About Paul Litton
Paul Litton joined the faculty in 2006. He received a J.D. and Ph.D. from the University of Pennsylvania, where he studied through the University’s Joint Program in Law and Philosophy and was awarded the Lynn Lukens Moore Prize in Jurisprudence by the Law School. He was law clerk to Chief Justice Deborah T. Poritz of the New Jersey Supreme Court, serving a second term as the Court’s death penalty law clerk. From 2004 to 2006 he was a fellow in the Department of Clinical Bioethics within the National Institutes of Health.
Professor Litton’s research primarily focuses on moral philosophy and criminal law theory (especially free will and responsibility theory), and bioethics. In 2009 he received the Shook Hardy & Bacon Excellence in Research Award at the Law School. From 2010-12, Professor Litton co-chaired the Missouri Death Penalty Assessment Team, assembled by the American Bar Association to study and make recommendations regarding the laws and practices of Missouri’s capital system.
Professor Litton teaches Criminal Law, Death Penalty Law, Jurisprudence, and Bioethics.
Latest News Featuring Paul Litton
- Paul Litton co-authors research study on how past suffering can result in future praise
- Associate Dean Litton and Colleagues Publish Work on Moral Judgment
- Student Perspectives: Practice Trial by Zoom
- MU Faculty Publish Study that Shows Criminal Offenders with Genetic Mental Disorders are Judged More Negatively
- Mizzou Law Faculty Present to Missouri Middle and High School Teachers
Latest Publications from Paul Litton
- Symposium: A New Hope? An Interdisciplinary Reflection on the Constitution, Politics, and Polarization in Jack Balkin’s “The Cycles of Constitutional Time”
- Good Deeds and Hard Knocks: The Effect of Past Suffering on Praise for Moral Behavior
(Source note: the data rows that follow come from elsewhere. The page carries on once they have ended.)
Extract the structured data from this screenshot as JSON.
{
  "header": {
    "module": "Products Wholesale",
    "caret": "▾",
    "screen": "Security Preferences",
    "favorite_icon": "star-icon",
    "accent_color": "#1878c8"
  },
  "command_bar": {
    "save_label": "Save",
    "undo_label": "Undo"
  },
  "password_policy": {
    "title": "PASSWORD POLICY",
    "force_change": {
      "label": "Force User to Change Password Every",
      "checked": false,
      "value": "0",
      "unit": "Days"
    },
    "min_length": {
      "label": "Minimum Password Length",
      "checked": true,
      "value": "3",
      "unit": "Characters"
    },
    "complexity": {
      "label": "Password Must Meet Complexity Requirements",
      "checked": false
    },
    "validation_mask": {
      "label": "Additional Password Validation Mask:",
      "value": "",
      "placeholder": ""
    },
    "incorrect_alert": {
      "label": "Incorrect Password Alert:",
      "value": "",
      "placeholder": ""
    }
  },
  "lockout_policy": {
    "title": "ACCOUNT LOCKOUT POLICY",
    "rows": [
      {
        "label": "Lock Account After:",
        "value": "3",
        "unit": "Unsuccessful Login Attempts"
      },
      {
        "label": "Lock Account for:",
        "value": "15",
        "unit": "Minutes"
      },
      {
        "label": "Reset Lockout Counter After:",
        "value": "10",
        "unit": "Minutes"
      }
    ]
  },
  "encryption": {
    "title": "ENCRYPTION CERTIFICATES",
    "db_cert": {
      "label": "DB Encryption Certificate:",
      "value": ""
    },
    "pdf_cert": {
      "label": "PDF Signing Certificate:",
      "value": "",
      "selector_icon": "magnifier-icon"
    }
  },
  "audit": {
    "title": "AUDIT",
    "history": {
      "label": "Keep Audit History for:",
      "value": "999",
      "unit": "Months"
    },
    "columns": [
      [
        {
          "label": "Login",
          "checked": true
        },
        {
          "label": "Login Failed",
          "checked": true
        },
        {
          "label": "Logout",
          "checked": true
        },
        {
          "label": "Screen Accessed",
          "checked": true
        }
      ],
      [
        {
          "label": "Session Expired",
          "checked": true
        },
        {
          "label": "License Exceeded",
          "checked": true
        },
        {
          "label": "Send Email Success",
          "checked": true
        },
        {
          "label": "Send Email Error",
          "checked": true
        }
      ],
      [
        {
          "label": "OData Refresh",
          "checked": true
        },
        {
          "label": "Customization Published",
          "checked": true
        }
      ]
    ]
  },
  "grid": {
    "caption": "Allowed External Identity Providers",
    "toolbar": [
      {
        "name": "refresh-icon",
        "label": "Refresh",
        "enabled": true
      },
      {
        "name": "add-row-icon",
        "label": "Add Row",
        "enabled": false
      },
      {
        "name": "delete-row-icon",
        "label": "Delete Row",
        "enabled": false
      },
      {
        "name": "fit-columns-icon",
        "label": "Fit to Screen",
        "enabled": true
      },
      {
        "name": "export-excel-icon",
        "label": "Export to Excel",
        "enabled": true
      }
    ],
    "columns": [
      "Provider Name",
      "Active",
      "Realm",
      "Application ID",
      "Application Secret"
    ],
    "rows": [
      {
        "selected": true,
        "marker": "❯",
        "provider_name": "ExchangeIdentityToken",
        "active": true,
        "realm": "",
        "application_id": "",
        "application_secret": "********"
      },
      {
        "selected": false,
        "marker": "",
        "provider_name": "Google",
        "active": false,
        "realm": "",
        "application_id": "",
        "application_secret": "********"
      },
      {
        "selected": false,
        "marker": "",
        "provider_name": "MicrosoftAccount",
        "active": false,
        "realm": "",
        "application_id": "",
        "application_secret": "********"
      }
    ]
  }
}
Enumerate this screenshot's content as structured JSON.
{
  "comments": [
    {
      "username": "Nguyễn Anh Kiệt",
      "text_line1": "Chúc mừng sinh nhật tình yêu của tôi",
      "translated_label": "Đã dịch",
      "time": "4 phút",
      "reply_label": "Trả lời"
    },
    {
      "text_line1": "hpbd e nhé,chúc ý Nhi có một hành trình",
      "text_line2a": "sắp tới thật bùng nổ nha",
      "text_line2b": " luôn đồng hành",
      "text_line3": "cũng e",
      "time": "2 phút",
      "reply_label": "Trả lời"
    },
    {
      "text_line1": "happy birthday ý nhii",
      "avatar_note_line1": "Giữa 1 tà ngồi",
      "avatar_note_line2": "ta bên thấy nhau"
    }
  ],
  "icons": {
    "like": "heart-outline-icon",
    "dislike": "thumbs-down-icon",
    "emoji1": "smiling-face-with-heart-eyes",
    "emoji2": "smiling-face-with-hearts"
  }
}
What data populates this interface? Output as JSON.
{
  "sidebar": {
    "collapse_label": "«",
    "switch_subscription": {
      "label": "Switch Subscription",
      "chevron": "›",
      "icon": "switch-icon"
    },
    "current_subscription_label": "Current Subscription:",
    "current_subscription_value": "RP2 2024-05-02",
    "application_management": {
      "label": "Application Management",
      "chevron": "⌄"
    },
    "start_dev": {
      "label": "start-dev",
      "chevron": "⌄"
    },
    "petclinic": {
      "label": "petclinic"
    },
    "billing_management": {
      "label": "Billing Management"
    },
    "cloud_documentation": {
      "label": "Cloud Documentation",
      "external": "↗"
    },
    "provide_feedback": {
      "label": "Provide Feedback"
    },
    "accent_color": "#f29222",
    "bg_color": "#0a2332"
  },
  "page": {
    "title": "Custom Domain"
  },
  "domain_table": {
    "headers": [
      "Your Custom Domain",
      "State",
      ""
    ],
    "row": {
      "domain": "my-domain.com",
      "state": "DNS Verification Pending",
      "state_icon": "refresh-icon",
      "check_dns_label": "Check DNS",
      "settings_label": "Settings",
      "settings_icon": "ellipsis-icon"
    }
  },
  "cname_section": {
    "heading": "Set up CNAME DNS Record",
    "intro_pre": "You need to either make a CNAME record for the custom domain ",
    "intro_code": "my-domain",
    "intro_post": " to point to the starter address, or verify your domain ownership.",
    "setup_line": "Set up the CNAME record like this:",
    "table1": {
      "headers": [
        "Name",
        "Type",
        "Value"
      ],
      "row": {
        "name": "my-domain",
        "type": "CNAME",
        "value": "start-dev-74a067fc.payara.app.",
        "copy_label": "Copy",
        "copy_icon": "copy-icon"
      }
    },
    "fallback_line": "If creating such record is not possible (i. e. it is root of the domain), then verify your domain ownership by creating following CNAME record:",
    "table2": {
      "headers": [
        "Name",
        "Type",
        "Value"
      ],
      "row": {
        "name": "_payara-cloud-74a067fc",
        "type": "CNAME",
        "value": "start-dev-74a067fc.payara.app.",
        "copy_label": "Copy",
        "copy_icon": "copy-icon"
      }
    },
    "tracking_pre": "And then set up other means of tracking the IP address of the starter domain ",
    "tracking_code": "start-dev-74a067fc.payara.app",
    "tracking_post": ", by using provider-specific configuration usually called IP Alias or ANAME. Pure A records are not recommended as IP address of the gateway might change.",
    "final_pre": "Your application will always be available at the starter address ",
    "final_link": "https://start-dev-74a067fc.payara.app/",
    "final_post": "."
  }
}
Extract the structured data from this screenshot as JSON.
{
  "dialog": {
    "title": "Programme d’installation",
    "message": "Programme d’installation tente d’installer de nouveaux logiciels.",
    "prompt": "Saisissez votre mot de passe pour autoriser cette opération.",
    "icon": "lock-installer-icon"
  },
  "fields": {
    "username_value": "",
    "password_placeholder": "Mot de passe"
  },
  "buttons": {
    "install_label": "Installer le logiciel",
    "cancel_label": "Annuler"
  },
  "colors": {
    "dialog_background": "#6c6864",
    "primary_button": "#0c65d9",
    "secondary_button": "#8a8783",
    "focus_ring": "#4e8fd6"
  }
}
- Traumatic Brain Injury and a Divergence Between Moral and Criminal Responsibility
- Crime, Punishment, and Causation: The Effect of Etiological Information on the Perception of Moral Agency
- The Mistaken Quest for a Control Test: For a Rationality Standard of Sanity